Component data from apps and pages:
▶

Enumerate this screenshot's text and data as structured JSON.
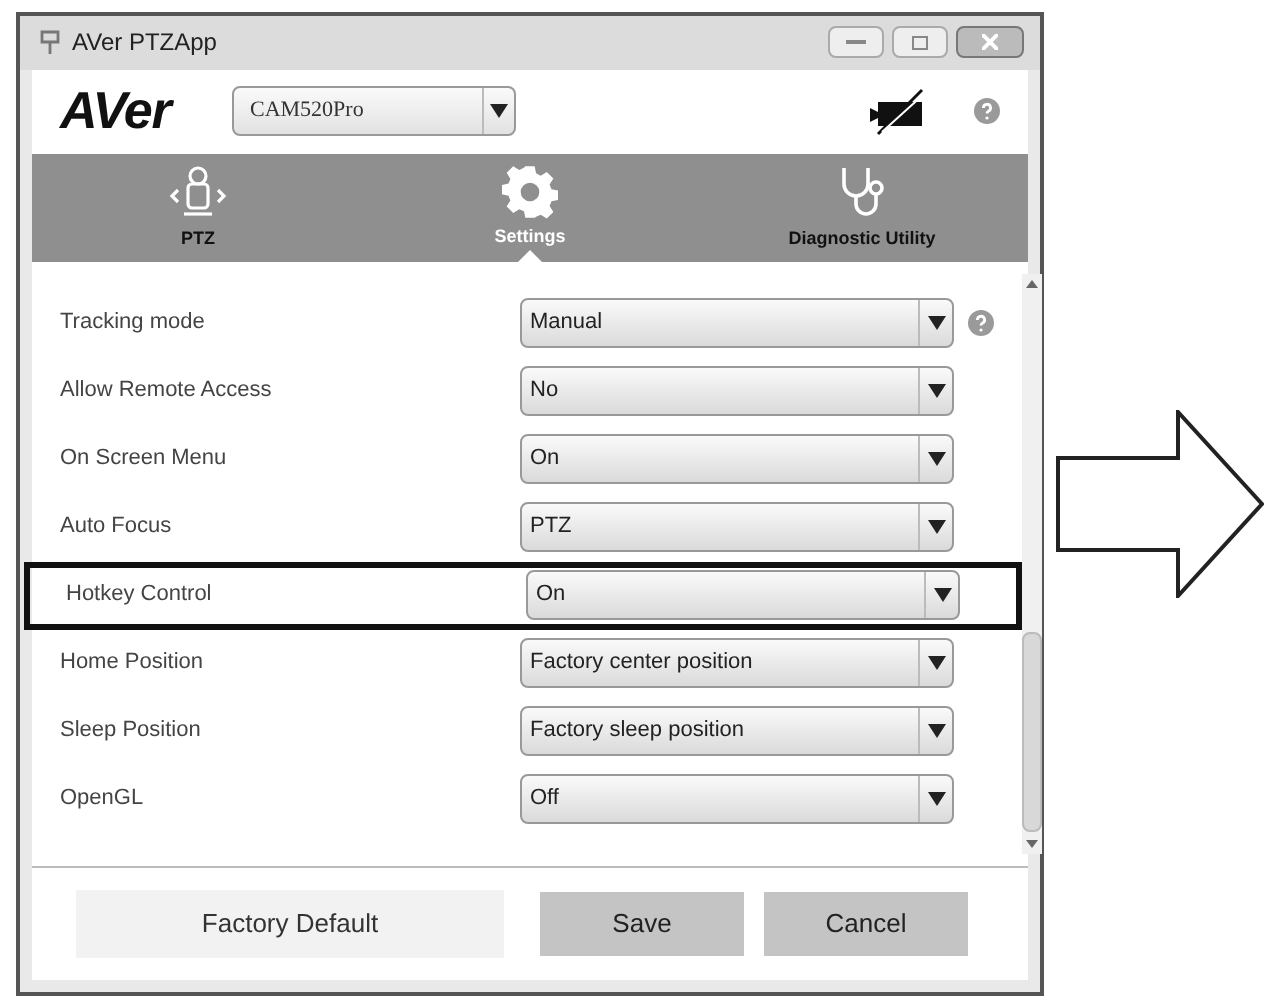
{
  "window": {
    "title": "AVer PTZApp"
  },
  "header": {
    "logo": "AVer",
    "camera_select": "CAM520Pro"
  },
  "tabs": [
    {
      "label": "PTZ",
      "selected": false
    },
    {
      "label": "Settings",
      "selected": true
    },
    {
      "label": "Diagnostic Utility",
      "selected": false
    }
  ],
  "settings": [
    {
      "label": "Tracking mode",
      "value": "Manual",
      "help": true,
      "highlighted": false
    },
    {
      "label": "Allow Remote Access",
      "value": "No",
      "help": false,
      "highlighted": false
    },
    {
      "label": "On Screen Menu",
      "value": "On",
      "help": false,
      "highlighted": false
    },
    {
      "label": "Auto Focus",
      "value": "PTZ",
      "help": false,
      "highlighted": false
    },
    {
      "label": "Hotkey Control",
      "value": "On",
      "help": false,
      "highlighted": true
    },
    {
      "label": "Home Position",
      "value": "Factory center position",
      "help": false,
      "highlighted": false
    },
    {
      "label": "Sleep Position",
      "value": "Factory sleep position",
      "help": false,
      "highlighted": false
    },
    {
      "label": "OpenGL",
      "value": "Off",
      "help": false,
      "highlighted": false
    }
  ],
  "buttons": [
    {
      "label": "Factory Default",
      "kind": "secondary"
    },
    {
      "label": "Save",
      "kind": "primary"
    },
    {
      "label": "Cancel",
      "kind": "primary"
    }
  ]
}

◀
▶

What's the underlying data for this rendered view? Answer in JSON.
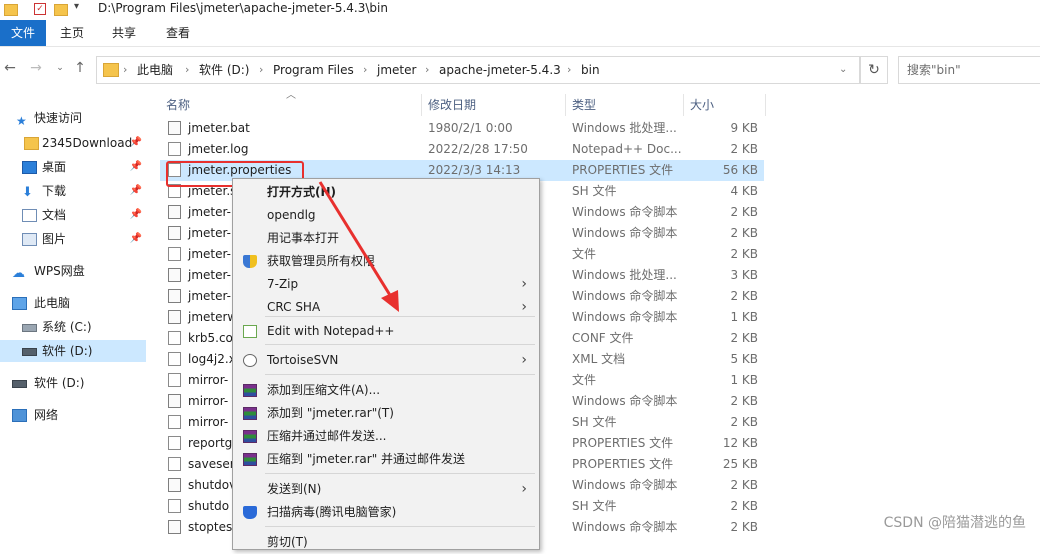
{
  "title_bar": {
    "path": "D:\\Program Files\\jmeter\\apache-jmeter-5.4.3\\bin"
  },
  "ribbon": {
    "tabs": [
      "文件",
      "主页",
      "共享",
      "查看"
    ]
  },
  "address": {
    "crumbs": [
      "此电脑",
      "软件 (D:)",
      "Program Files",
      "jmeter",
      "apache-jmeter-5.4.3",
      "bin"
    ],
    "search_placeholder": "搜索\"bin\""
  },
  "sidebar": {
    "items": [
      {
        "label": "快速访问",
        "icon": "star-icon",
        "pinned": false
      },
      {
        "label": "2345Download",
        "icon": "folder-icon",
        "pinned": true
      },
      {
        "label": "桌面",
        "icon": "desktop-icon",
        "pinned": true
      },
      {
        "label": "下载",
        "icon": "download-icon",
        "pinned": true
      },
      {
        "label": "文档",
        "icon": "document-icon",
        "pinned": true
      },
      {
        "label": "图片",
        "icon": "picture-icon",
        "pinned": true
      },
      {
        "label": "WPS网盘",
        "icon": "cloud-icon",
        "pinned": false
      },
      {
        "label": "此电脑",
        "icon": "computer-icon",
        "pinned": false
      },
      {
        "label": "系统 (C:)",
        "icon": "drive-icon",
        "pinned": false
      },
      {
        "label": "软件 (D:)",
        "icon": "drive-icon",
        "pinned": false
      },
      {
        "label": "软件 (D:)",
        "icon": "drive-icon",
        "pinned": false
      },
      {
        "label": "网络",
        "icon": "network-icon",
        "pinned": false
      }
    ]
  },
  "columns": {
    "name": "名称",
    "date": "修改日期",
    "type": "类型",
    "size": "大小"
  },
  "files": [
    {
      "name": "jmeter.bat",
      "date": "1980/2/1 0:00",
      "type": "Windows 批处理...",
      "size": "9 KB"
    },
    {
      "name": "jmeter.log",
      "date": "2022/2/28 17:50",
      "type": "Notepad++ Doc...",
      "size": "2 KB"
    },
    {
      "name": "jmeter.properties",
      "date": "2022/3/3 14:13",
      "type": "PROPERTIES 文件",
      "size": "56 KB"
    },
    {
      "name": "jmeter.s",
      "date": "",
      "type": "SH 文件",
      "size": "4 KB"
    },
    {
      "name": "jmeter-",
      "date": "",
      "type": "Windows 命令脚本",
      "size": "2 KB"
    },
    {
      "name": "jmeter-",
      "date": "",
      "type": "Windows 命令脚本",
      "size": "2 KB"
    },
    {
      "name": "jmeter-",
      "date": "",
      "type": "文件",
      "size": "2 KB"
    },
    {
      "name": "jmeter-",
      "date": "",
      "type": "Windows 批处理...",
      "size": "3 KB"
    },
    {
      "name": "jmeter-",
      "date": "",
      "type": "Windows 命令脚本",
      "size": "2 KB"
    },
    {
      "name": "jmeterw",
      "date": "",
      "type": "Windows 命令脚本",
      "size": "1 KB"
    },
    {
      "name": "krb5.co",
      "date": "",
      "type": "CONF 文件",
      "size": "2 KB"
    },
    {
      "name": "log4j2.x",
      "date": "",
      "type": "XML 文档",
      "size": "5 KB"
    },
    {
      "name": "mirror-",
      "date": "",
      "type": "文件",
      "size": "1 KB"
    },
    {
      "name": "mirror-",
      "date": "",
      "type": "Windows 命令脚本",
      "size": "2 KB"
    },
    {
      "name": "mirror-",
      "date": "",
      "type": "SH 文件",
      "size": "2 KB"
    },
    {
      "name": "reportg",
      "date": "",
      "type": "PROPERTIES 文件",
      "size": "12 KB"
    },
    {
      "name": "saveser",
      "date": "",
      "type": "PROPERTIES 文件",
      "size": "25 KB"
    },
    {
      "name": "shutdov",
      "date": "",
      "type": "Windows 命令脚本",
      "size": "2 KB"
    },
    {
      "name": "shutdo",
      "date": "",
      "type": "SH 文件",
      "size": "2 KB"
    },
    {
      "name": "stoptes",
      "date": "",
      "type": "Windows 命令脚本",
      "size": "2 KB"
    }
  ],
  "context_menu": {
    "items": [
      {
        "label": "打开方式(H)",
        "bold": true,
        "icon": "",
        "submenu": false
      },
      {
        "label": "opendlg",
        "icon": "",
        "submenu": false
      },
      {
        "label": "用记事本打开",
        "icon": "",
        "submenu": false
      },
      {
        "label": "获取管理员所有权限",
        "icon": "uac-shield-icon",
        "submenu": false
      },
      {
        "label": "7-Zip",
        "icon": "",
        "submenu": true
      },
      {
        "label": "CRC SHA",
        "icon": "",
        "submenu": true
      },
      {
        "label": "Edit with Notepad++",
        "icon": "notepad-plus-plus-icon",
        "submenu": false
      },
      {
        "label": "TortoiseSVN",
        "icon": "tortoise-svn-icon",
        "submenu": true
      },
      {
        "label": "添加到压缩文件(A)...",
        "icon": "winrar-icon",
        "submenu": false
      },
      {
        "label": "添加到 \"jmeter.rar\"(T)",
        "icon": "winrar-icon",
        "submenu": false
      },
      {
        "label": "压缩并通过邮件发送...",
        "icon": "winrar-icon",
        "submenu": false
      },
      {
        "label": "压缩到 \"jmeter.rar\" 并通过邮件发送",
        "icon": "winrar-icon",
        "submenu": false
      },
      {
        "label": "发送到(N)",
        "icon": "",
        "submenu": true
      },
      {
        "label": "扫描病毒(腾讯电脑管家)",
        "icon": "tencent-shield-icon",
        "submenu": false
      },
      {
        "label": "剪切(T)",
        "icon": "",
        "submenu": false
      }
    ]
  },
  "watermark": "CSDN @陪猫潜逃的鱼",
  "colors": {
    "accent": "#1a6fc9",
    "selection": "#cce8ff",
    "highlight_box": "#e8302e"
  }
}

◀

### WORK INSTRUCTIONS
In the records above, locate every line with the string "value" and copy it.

### ANSWER TO THIS PROBLEM
      "value": "Manual",
      "value": "No",
      "value": "On",
      "value": "PTZ",
      "value": "On",
      "value": "Factory center position",
      "value": "Factory sleep position",
      "value": "Off",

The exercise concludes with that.